68 Life and Letters of Francis Galton
of our scientific men have been recorded in the weekly press, and the want of a weekly organ which would afford scientific men a means of communication between themselves and with the public, have been long felt."
The aim of The Reader, without neglecting Literature, Art, Music and the Drama, was to supply this need. The prospectus then goes on to say that "the scientific arrangements of The Reader have the support and approval of"-and then follow 75 names, which cover practically all the men who created mid-Victorian science : Darwin, Galton, Grove, Hooker, Huxley, Lubbock, Lyell, Murchison, Sabine, Spottiswoode, Tyndall and Wallace; Adams, Balfour Stewart, Cayley, Crookes, De la Rue, Frankland, Glaisher, Hind, Hirst, Hofmann, Maskelyne, Odling, Roscoe, Stokes, Tait, William Thomson (Lord Kelvin) and Williamson ; Babington, G. Bentham, G. Busk, John Evans, W. H. Flower, Andrew Ramsay, Sclater, Sharpey and Woodward, with many other names familiar enough to the scientific world of the third quarter of the nineteenth century. It was a tremendous force to bring together, and, all because there was no one man who would devote his whole life and whole energy to the projected task, The Reader came to nought.

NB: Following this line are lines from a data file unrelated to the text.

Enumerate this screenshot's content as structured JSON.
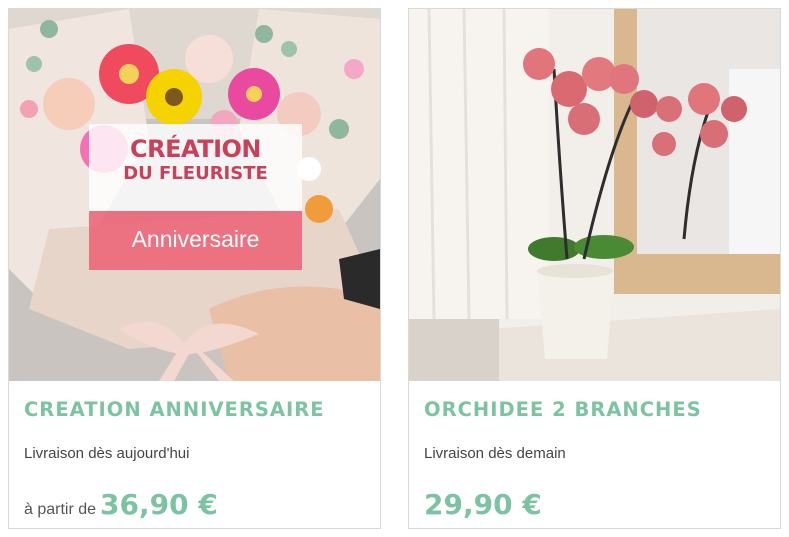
{
  "products": [
    {
      "title": "CREATION ANNIVERSAIRE",
      "delivery": "Livraison dès aujourd'hui",
      "price_prefix": "à partir de",
      "price": "36,90 €",
      "overlay": {
        "line1": "CRÉATION",
        "line2": "DU FLEURISTE",
        "tag": "Anniversaire"
      }
    },
    {
      "title": "ORCHIDEE 2 BRANCHES",
      "delivery": "Livraison dès demain",
      "price": "29,90 €"
    }
  ],
  "colors": {
    "accent": "#7cc3a4",
    "overlay_red": "#c8405a",
    "overlay_pink": "#ec6478"
  }
}
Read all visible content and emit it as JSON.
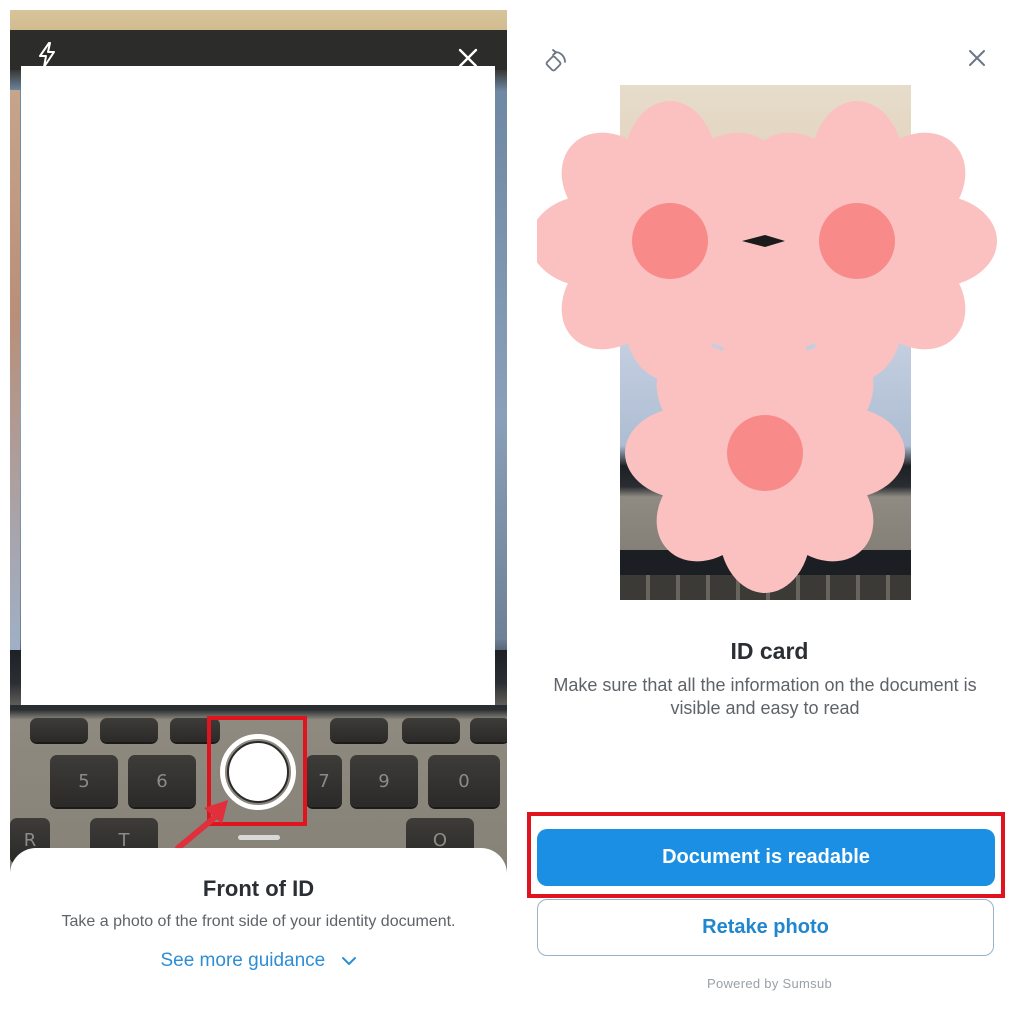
{
  "left_screen": {
    "icons": {
      "flash": "flash-icon",
      "close": "close-icon"
    },
    "key_labels": [
      "5",
      "6",
      "7",
      "9",
      "0",
      "R",
      "T",
      "O"
    ],
    "sheet": {
      "title": "Front of ID",
      "subtitle": "Take a photo of the front side of your identity document.",
      "guidance_link": "See more guidance",
      "guidance_icon": "chevron-down-icon"
    },
    "highlight_color": "#e0141e"
  },
  "right_screen": {
    "icons": {
      "rotate": "rotate-icon",
      "close": "close-icon"
    },
    "title": "ID card",
    "description": "Make sure that all the information on the document is visible and easy to read",
    "primary_button": "Document is readable",
    "secondary_button": "Retake photo",
    "footer": "Powered by Sumsub",
    "accent_color": "#1a8fe3",
    "highlight_color": "#e0141e"
  }
}
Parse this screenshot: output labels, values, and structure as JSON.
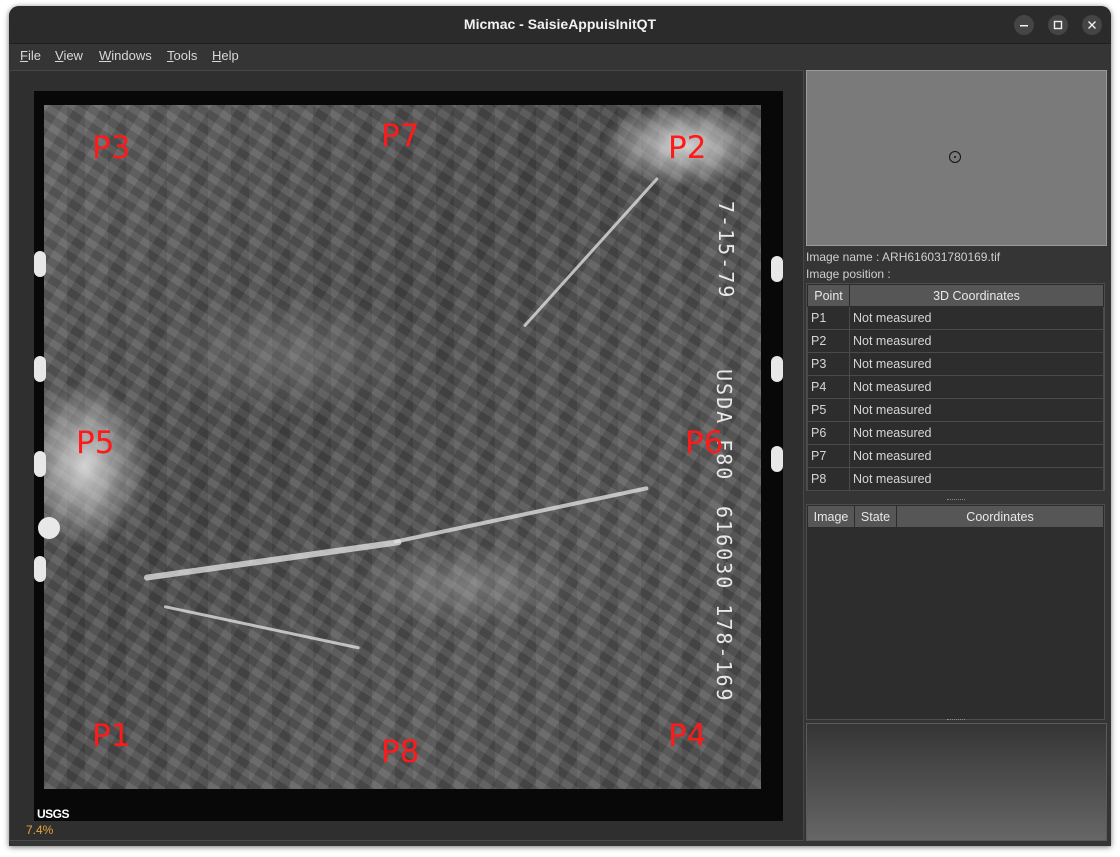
{
  "window": {
    "title": "Micmac - SaisieAppuisInitQT",
    "controls": [
      "minimize-icon",
      "maximize-icon",
      "close-icon"
    ]
  },
  "menu": {
    "file": {
      "mnemonic": "F",
      "rest": "ile"
    },
    "view": {
      "mnemonic": "V",
      "rest": "iew"
    },
    "windows": {
      "mnemonic": "W",
      "rest": "indows"
    },
    "tools": {
      "mnemonic": "T",
      "rest": "ools"
    },
    "help": {
      "mnemonic": "H",
      "rest": "elp"
    }
  },
  "viewer": {
    "points": {
      "p1": "P1",
      "p2": "P2",
      "p3": "P3",
      "p4": "P4",
      "p5": "P5",
      "p6": "P6",
      "p7": "P7",
      "p8": "P8"
    },
    "film_text_top": "7-15-79",
    "film_text_mid": "USDA F80",
    "film_text_bottom": "616030 178-169",
    "logo": "USGS",
    "zoom": "7.4%"
  },
  "info": {
    "image_name": "Image name : ARH616031780169.tif",
    "image_position": "Image position :"
  },
  "points_table": {
    "headers": {
      "point": "Point",
      "coords": "3D Coordinates"
    },
    "rows": [
      {
        "point": "P1",
        "coords": "Not measured"
      },
      {
        "point": "P2",
        "coords": "Not measured"
      },
      {
        "point": "P3",
        "coords": "Not measured"
      },
      {
        "point": "P4",
        "coords": "Not measured"
      },
      {
        "point": "P5",
        "coords": "Not measured"
      },
      {
        "point": "P6",
        "coords": "Not measured"
      },
      {
        "point": "P7",
        "coords": "Not measured"
      },
      {
        "point": "P8",
        "coords": "Not measured"
      }
    ]
  },
  "images_table": {
    "headers": {
      "image": "Image",
      "state": "State",
      "coords": "Coordinates"
    }
  },
  "colors": {
    "point_label": "#ff1a1a",
    "zoom_text": "#e8a43c",
    "window_bg": "#353535"
  }
}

The original shareholders in the company were G. Burges, J. E. Cairns, Rev. Ll. Davies, Galton, Gassiot, Huth, T. Hughes, Huxley, Lubbock, Lock yer, Robins, Roget, Spottiswoode, Spencer and Tyndall !
The first meeting was held in the rooms of Tom Hughes' in Lincoln's Inn Fields on Nov. 15, 1864, and the rough notes of the proceedings are in Galton's handwriting. £2250 were to be paid for the paper, plant and lease. Cairns was to take charge of the Political Economy, Galton of Travel and Ethnology, Huxley of Biology, Lewes of Fiction and Poetry, Spencer and Bowen of Philosophy, Psychology and Theology, while Seeley was to be asked _to take charge of Classics and Philology. There were to be ten pages of Literature, three of Miscellanea, eight of Science, two of Art, and two of Music and the Drama. Four thousand copies were to be printed at a weekly cost of £110 including printing, paper, publication and office expenses. The returns were modestly estimated at sales 2000 copies £25 and advertisements £65, so that an initial loss weekly of £20 was anticipated. It made a brave show on paper-Tom Hughes' familiar legal blue `opinion paper-but the outcome was a little different. Herbert Spencer wasted the time of the committee in discussing `first principles' ; the powerful scientific support failed when it was pressed for reviews and articles, the paid sub-editor, the only man with `real journalistic experience,' rather got on the nerves of the managing committee through his methods of procuring advertisements. Learned but illegible contributors sternly remonstrated with the editors about the inadequate and imaginative efforts of the proof-readers. The reviewers knew in some cases more of the subject than the authors of the books reviewed, and as a consequence the latter wrote long and angry letters to The Reader. Notably Burton, within a few months of Speke's death, replying to a review of his own Nile Basin, presumably by Galton, sent a truculent letter carrying on post-mortem hostilities. The critic, Burton tells us, ought to have known that his theory was one of the
I The author of Tom Brown's Schooldays.